- [WHAT IS REQUIRED]:
Determine which lines of the records include the word "pages", and copy them.

- [PROVIDED RECORDS]:
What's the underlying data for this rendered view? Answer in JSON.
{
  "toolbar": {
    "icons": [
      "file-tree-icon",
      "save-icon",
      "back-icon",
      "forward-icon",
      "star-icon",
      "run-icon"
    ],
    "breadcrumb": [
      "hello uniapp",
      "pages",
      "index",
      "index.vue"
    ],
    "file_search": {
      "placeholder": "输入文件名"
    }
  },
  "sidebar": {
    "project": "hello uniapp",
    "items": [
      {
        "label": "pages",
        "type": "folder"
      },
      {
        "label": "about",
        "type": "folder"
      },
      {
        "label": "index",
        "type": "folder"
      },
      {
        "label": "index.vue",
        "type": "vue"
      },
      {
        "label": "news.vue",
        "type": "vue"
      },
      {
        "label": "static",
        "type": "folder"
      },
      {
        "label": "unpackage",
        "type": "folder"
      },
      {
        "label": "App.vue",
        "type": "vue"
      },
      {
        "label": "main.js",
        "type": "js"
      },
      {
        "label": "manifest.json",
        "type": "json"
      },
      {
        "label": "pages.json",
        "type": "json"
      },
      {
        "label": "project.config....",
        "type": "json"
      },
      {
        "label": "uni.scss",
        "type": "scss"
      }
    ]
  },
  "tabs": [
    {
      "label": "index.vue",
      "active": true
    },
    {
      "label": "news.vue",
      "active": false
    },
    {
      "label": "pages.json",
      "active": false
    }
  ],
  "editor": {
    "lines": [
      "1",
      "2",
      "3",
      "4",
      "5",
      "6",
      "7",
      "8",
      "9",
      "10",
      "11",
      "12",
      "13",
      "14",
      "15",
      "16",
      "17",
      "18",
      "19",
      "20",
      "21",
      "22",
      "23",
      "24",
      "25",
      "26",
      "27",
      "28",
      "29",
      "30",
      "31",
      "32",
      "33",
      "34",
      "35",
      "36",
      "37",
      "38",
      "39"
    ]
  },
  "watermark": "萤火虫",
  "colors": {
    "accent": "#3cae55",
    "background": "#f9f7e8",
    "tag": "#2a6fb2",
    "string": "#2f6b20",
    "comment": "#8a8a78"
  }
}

- [EXERCISE RESULT]:
      "pages",
        "label": "pages",
        "label": "pages.json",
      "label": "pages.json",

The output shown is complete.